▸ Task goal
Work through the entries below and show every line in which "kind" is found.

▸ Items from an interface collection
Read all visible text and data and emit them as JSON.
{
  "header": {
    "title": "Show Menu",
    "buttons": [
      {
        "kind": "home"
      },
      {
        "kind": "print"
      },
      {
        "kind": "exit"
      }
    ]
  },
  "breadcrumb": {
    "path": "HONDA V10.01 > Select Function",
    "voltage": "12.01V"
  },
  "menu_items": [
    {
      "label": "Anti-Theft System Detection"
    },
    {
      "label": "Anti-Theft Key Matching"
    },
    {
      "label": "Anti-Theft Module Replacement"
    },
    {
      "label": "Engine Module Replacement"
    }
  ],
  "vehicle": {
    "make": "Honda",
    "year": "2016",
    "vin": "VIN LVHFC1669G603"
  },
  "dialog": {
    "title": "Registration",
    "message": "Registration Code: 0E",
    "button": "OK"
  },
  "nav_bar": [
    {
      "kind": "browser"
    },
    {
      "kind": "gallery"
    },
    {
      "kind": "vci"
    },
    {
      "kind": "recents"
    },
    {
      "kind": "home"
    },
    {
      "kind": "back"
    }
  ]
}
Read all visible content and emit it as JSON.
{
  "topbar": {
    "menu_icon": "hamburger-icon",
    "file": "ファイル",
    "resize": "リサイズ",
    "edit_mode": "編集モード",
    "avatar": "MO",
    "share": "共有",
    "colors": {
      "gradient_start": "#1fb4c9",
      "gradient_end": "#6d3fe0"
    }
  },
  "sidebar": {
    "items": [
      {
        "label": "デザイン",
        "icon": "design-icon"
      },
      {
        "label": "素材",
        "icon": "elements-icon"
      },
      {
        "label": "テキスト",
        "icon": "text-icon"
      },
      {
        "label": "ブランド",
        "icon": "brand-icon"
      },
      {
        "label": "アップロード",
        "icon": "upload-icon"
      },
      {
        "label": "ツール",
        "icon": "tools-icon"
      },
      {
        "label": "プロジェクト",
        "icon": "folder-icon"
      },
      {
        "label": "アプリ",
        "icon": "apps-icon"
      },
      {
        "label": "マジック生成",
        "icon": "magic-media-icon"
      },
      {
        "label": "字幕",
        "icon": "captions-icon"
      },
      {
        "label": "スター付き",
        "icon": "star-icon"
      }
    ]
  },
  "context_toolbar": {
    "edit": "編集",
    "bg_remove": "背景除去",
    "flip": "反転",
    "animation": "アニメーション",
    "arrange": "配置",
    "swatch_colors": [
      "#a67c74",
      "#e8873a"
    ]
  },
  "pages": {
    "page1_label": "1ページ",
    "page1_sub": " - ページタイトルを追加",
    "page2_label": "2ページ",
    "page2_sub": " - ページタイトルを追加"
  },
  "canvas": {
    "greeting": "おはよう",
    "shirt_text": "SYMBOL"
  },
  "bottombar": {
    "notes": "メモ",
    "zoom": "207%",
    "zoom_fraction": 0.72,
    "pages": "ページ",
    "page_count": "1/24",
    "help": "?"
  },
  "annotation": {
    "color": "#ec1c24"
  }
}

▸ Answer section
        "kind": "home"
        "kind": "print"
        "kind": "exit"
      "kind": "browser"
      "kind": "gallery"
      "kind": "vci"
      "kind": "recents"
      "kind": "home"
      "kind": "back"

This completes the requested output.